Task description >>
The records must be retyped exactly, with no pictures included.

Collection entries >>
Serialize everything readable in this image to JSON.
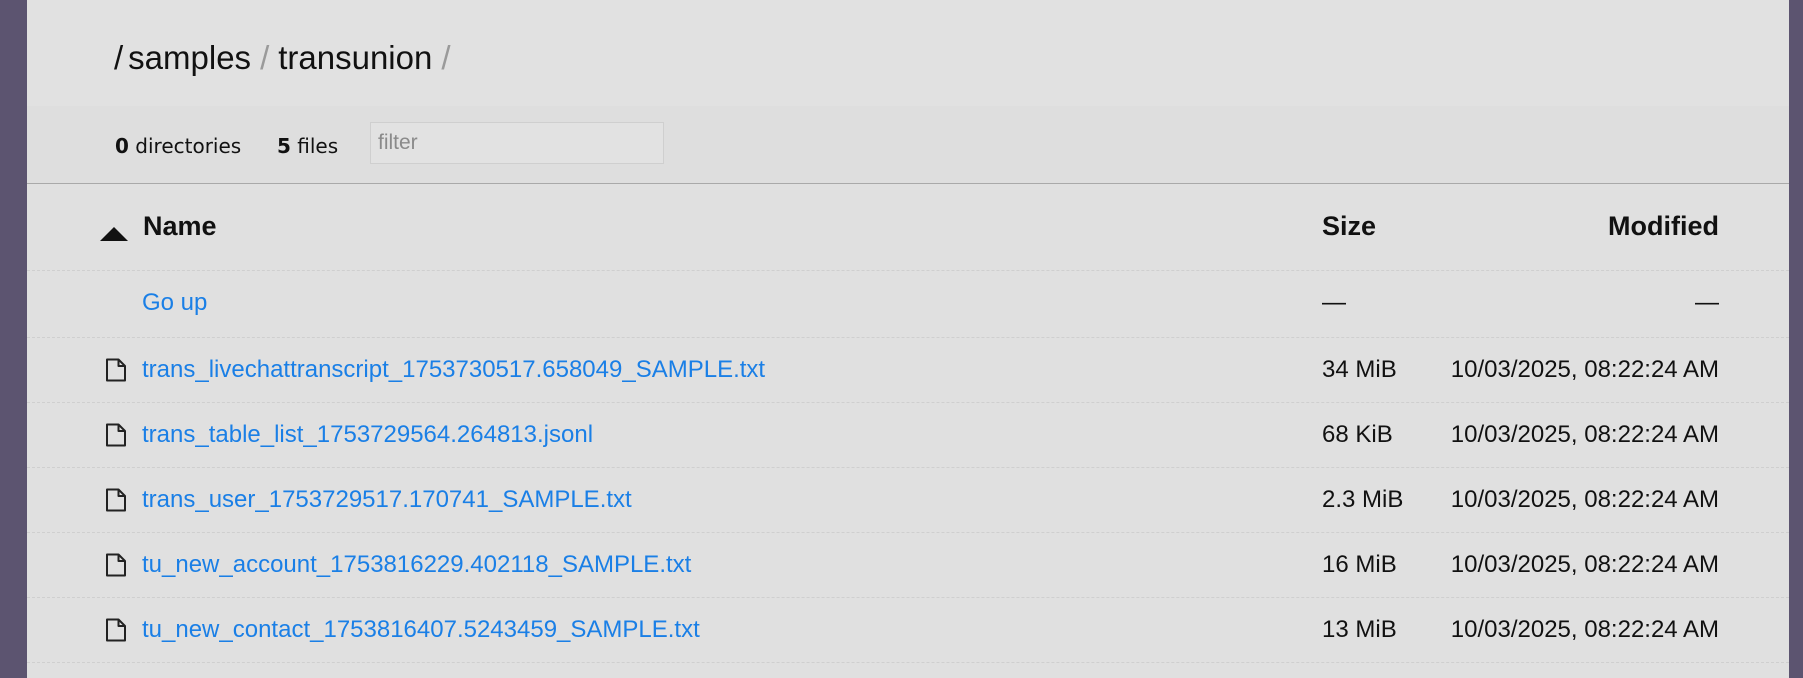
{
  "breadcrumb": {
    "root_sep": "/",
    "items": [
      {
        "label": "samples"
      },
      {
        "label": "transunion"
      }
    ],
    "sep": "/"
  },
  "summary": {
    "directories_count": "0",
    "directories_label": "directories",
    "files_count": "5",
    "files_label": "files",
    "filter_placeholder": "filter"
  },
  "table": {
    "headers": {
      "name": "Name",
      "size": "Size",
      "modified": "Modified"
    },
    "go_up": {
      "label": "Go up",
      "size": "—",
      "modified": "—"
    },
    "rows": [
      {
        "name": "trans_livechattranscript_1753730517.658049_SAMPLE.txt",
        "size": "34 MiB",
        "modified": "10/03/2025, 08:22:24 AM",
        "icon": "file-icon"
      },
      {
        "name": "trans_table_list_1753729564.264813.jsonl",
        "size": "68 KiB",
        "modified": "10/03/2025, 08:22:24 AM",
        "icon": "file-icon"
      },
      {
        "name": "trans_user_1753729517.170741_SAMPLE.txt",
        "size": "2.3 MiB",
        "modified": "10/03/2025, 08:22:24 AM",
        "icon": "file-icon"
      },
      {
        "name": "tu_new_account_1753816229.402118_SAMPLE.txt",
        "size": "16 MiB",
        "modified": "10/03/2025, 08:22:24 AM",
        "icon": "file-icon"
      },
      {
        "name": "tu_new_contact_1753816407.5243459_SAMPLE.txt",
        "size": "13 MiB",
        "modified": "10/03/2025, 08:22:24 AM",
        "icon": "file-icon"
      }
    ]
  },
  "colors": {
    "link": "#1a7fe6",
    "background_outer": "#5c5470",
    "panel": "#e0e0e0"
  }
}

Exercise result >>
Serialize everything readable in this image to JSON.
{
  "breadcrumb": {
    "root_sep": "/",
    "items": [
      {
        "label": "samples"
      },
      {
        "label": "transunion"
      }
    ],
    "sep": "/"
  },
  "summary": {
    "directories_count": "0",
    "directories_label": "directories",
    "files_count": "5",
    "files_label": "files",
    "filter_placeholder": "filter"
  },
  "table": {
    "headers": {
      "name": "Name",
      "size": "Size",
      "modified": "Modified"
    },
    "go_up": {
      "label": "Go up",
      "size": "—",
      "modified": "—"
    },
    "rows": [
      {
        "name": "trans_livechattranscript_1753730517.658049_SAMPLE.txt",
        "size": "34 MiB",
        "modified": "10/03/2025, 08:22:24 AM",
        "icon": "file-icon"
      },
      {
        "name": "trans_table_list_1753729564.264813.jsonl",
        "size": "68 KiB",
        "modified": "10/03/2025, 08:22:24 AM",
        "icon": "file-icon"
      },
      {
        "name": "trans_user_1753729517.170741_SAMPLE.txt",
        "size": "2.3 MiB",
        "modified": "10/03/2025, 08:22:24 AM",
        "icon": "file-icon"
      },
      {
        "name": "tu_new_account_1753816229.402118_SAMPLE.txt",
        "size": "16 MiB",
        "modified": "10/03/2025, 08:22:24 AM",
        "icon": "file-icon"
      },
      {
        "name": "tu_new_contact_1753816407.5243459_SAMPLE.txt",
        "size": "13 MiB",
        "modified": "10/03/2025, 08:22:24 AM",
        "icon": "file-icon"
      }
    ]
  },
  "colors": {
    "link": "#1a7fe6",
    "background_outer": "#5c5470",
    "panel": "#e0e0e0"
  }
}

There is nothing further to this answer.